Thursday, June 16, 2011

Mahler: Symphony No. 5's Adagietto

September 1987: Alte Oper, Frankfurt, Germany

Wiener Philharmoniker (Vienna Philharmonic Orchestra), Leonard Bernstein conducting, is here performing Gustav Mahler's Adagietto from the Fourth Movement of Symphony No. 5. The Adagietto is typically around 10 minutes, but in some recordings it has approached 12 minutes.

Mahler [1860-1902] composed  the piece in 1901 and 1902 in Maiernigg, Austria, on the shores of the Wörthersee in the state of Carinthia. He conducted the first performances of the Fifth Symphony at Cologne, Germany, on October 18, 1904. (This video clip is taken from the recording of 1990.)

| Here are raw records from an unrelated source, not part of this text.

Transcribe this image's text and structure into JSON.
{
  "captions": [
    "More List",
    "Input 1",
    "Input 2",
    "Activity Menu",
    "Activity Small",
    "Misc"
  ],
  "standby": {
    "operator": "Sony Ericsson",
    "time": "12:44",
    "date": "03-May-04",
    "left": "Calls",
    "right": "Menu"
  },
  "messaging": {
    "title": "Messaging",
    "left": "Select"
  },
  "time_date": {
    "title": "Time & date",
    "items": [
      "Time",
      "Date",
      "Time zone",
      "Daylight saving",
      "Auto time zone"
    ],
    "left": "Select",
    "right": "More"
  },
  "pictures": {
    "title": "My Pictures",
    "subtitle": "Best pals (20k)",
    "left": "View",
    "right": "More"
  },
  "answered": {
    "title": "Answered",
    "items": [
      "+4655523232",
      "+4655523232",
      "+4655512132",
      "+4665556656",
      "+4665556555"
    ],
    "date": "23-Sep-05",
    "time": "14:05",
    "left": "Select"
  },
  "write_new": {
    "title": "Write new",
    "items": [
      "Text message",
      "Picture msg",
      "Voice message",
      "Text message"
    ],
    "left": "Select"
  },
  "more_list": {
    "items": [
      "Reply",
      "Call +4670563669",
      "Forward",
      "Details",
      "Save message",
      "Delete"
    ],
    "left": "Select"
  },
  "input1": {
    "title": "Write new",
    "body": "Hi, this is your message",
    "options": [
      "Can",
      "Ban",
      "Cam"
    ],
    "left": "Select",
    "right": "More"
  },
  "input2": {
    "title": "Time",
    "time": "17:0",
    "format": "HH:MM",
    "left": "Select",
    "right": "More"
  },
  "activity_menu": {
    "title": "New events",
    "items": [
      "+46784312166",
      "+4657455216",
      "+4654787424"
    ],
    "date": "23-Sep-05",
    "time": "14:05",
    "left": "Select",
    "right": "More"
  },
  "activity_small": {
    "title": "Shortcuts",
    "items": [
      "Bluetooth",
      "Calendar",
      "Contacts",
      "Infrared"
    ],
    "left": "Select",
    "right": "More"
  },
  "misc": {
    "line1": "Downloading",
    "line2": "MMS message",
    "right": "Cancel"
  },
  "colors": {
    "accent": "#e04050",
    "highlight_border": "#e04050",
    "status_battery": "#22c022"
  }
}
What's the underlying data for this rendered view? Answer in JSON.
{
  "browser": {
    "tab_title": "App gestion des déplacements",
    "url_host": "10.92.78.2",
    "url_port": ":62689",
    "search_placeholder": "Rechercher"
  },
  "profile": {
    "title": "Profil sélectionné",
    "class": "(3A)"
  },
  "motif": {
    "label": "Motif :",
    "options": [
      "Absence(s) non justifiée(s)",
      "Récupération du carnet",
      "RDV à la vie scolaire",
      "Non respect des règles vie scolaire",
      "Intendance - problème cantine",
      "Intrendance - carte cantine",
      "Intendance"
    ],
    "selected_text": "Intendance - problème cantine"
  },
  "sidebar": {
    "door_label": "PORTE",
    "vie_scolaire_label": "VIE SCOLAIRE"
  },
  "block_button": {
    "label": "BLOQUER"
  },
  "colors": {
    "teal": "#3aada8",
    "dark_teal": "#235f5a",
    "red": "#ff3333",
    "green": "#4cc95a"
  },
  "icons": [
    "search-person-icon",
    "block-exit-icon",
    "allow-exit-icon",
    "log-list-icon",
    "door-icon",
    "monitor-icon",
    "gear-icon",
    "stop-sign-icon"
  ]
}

Leonard Bernstein was instrumental in making Mahler popular with North American audiences. This piece in particular later became an orchestral standard. The composition is actually a happy one, notes Manfred Honeck, musical director with the Pittsburgh Symphony Orchestra, in an article in The Toronto Star:
Mahler wrote the Fifth Symphony at one of the happiest times of his life. He had just married Alma Schindler and he had just become director of the opera in Vienna. The symphony is actually a love poem to Alma. And yet, thanks to its use in Luchino Visconti's famous film (Death in Venice) people think the famous ‘Adagietto' movement is tragic.
Perhaps this false sense of tragedy also comes from its connection to a sad event. Leonard Bernstein conducted  "The Adagietto" at the mass for Robert Kennedy at Saint Patrick's Cathedral, in New York City, on June 8, 1968, the day he was laid to rest.